- [Work request]:
Return each line of the listing that follows in which the string "Wingmen" can be found.
+++ Information shown +++
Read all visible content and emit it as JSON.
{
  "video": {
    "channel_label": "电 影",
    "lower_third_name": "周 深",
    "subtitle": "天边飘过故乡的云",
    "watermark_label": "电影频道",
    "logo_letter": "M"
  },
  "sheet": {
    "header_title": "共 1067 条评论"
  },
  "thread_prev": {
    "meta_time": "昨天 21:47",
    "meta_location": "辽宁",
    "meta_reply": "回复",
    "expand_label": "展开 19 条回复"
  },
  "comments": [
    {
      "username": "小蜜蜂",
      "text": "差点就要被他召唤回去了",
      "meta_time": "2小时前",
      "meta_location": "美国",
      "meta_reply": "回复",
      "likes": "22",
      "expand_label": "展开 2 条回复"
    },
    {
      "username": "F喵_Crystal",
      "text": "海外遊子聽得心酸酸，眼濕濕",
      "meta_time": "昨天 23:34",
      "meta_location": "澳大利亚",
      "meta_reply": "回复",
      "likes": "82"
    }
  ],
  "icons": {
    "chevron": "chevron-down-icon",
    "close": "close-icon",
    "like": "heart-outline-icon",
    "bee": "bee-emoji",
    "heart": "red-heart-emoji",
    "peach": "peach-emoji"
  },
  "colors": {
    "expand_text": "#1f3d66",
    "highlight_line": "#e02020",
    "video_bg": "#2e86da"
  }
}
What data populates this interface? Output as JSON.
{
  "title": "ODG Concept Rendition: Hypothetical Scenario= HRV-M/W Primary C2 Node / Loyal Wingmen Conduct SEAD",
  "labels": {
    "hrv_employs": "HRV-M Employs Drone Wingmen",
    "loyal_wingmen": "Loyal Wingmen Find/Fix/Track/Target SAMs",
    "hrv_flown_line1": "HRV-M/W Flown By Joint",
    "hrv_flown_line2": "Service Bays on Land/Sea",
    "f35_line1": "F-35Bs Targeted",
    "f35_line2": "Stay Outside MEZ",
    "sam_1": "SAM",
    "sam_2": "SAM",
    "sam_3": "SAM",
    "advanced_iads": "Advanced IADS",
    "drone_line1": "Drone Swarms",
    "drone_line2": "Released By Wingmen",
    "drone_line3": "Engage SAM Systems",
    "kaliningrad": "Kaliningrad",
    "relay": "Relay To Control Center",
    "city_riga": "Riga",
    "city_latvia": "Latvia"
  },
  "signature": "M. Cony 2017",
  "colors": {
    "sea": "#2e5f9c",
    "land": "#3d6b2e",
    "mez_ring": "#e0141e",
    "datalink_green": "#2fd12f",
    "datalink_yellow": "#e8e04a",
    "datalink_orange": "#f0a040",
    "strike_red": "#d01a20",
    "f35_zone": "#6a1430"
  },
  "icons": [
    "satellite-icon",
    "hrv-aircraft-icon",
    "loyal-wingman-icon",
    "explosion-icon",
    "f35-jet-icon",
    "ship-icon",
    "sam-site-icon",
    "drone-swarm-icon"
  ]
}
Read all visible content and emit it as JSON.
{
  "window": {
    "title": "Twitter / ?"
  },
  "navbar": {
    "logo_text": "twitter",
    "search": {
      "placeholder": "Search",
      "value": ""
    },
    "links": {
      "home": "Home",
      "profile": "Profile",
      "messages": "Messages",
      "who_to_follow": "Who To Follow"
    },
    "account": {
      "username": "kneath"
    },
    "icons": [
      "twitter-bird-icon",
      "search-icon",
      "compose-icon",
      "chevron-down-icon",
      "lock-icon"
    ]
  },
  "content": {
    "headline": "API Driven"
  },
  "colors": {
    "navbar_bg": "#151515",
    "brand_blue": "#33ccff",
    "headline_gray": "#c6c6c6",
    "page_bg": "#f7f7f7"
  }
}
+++
- [The answer]:
  "title": "ODG Concept Rendition: Hypothetical Scenario= HRV-M/W Primary C2 Node / Loyal Wingmen Conduct SEAD",
    "hrv_employs": "HRV-M Employs Drone Wingmen",
    "loyal_wingmen": "Loyal Wingmen Find/Fix/Track/Target SAMs",
    "drone_line2": "Released By Wingmen",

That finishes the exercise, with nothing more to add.